Google DeepMind has developed a new tool called SynthID that aims to bring transparency to AI-generated images. SynthID is a watermarking and identification tool for generative art that embeds a digital watermark onto an image’s pixels, invisible to the human eye. This technology is being rolled out to a limited number of customers currently using Imagen, Google’s art generator available on its suite of cloud-based AI tools.
Generative art has faced criticism due to ethical concerns surrounding the use of artists’ work and the potential for creating deepfakes. The emergence of deepfakes was previewed by an AI image of the Pope wearing hip-hop attire, which went viral on social media. This raised concerns about the potential misuse of generative tools, such as AI-generated political ads that could cause significant damage. As a result, one of the voluntary commitments made by seven AI companies after a meeting at the White House was to watermark audio and visual content to indicate that it is AI-generated. Google is the first company to launch a system that addresses this commitment.
Although Google doesn’t provide much technical detail about SynthID’s implementation, it states that the watermark cannot be easily removed through simple editing techniques. The company emphasizes the difficulty of striking a balance between imperceptibility and robustness to image manipulations. SynthID is designed to maintain image quality while allowing the watermark to remain detectable even after modifications like adding filters, changing colors, and saving with lossy compression schemes commonly used for JPEG images.
The identification aspect of SynthID rates images according to three digital watermark confidence levels: detected, not detected, and possibly detected. By embedding the tool into the image’s pixels, Google’s system can work alongside metadata-based approaches like the one Adobe uses with its Photoshop generative features, currently available in an open beta.
SynthID comprises two deep learning models: one for watermarking and the other for identification. These models were trained on diverse images and combined to create a machine learning model optimized for objectives such as correctly identifying watermarked content and improving imperceptibility by visually aligning the watermark to the original content.
Despite its imperfections, Google describes SynthID as a promising technical approach for enabling responsible use of AI-generated content. The company believes the tool could expand to other AI models, including those generating text, video, and audio.

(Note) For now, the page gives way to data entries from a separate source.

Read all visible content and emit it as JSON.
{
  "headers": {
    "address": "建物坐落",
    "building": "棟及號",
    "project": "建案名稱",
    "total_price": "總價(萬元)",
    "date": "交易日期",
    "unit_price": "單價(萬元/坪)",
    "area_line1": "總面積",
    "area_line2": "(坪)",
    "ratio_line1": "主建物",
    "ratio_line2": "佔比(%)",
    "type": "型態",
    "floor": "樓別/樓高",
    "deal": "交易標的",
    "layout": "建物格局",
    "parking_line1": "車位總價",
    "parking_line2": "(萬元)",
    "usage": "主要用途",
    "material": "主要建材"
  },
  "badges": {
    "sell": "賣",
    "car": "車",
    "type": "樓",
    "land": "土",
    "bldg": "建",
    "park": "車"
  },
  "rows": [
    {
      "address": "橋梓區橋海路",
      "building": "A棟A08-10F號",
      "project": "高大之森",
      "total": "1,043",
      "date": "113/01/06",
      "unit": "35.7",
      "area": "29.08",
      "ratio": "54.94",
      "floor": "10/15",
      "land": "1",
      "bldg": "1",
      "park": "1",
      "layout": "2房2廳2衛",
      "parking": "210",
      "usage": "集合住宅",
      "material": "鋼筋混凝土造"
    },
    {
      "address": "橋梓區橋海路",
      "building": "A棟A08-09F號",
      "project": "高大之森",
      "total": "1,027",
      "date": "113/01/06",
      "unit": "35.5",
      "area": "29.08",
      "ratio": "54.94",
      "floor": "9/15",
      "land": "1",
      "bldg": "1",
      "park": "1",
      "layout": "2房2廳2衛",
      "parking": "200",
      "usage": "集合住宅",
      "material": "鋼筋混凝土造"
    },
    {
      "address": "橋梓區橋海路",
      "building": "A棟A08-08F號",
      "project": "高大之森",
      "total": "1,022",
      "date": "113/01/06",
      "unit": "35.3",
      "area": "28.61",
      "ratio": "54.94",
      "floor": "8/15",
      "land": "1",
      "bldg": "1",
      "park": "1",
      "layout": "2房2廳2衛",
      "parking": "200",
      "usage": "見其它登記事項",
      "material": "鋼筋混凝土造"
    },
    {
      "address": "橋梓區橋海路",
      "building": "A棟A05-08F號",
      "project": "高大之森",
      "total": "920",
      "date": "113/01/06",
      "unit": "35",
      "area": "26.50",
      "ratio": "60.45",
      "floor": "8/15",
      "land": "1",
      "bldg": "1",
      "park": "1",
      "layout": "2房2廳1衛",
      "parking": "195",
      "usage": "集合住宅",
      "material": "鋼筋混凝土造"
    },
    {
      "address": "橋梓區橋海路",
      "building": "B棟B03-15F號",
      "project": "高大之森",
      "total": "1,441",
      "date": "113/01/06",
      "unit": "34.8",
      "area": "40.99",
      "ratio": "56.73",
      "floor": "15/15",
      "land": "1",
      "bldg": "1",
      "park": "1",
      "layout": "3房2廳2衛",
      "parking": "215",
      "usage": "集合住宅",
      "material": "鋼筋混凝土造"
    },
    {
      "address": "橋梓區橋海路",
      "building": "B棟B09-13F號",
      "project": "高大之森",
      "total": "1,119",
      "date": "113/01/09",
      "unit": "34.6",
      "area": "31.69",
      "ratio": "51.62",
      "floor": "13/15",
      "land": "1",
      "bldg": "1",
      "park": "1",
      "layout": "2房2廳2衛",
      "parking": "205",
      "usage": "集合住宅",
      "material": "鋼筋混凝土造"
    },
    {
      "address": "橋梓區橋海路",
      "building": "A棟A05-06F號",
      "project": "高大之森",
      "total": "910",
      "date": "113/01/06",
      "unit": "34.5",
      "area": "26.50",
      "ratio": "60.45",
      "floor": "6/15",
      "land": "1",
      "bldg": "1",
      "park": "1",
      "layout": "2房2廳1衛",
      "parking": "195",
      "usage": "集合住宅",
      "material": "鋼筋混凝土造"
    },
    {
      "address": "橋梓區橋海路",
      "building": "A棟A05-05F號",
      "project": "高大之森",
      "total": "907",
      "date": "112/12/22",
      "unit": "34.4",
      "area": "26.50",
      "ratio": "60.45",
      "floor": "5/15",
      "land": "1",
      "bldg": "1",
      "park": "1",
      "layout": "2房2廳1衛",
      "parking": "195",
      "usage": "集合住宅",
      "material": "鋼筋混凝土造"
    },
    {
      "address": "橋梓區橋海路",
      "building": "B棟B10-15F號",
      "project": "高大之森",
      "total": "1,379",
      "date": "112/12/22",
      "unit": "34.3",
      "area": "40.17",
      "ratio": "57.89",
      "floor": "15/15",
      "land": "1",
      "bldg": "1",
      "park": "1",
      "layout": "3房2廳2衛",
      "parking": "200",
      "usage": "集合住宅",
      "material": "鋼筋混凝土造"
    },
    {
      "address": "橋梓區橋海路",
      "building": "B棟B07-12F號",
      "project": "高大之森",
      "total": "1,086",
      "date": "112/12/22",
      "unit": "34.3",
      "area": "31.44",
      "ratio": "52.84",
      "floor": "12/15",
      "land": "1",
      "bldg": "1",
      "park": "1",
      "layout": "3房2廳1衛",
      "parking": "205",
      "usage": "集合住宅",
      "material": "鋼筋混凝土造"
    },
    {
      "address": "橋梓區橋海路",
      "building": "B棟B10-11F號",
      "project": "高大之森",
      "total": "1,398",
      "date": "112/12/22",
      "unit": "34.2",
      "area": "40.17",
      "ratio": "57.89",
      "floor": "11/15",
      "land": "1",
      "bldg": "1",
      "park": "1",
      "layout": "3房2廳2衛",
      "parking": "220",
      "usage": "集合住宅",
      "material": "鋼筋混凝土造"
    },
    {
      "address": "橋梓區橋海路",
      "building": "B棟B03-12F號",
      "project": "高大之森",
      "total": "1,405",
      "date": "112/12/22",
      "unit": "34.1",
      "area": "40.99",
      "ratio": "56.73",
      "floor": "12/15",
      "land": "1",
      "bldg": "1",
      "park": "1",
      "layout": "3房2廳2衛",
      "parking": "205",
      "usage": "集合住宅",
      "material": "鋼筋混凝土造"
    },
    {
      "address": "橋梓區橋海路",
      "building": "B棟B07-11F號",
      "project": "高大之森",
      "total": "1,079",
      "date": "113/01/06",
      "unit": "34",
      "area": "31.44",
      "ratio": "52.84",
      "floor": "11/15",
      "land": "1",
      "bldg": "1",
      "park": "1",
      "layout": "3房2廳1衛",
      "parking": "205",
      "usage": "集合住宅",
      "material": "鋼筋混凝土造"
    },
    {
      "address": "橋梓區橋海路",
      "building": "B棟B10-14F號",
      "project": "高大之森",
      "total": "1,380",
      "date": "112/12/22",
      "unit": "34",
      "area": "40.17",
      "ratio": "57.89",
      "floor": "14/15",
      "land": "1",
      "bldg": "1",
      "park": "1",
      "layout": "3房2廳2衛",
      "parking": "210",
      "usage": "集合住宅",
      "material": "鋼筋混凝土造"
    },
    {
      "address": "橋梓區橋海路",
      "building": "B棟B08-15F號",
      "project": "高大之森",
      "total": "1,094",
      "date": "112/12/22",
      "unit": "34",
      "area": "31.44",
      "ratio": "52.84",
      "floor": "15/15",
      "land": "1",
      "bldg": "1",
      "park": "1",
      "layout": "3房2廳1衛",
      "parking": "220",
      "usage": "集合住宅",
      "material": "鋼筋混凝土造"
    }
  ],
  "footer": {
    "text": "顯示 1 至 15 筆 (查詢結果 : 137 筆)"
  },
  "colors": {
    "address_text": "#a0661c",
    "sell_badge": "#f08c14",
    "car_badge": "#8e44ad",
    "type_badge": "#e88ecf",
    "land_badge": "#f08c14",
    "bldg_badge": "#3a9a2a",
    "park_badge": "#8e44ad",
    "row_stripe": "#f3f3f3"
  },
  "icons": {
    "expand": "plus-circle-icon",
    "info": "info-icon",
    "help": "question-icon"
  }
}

However, it’s important to consider the potential challenges and limitations that may accompany the adoption of digital watermarking. Hackers may engage in an arms race, attempting to overcome the watermarking technology, leading to a need for continuous updates to services that use SynthID. Additionally, the open-source nature of Stable Diffusion, a prominent generative tool, presents further obstacles to the industry-wide adoption of SynthID or similar solutions. Nevertheless, Google plans to make SynthID available to third parties in the near future to improve AI transparency across the industry.
By addressing the issue of transparency in AI-generated images, Google’s SynthID represents a significant step forward. Although it may not provide a foolproof solution against extreme image manipulations, the watermarking tool has the potential to empower individuals and organizations to work responsibly with AI-generated content. As the technology evolves, it may also extend to other types of AI-generated content, further enhancing transparency and accountability in the field.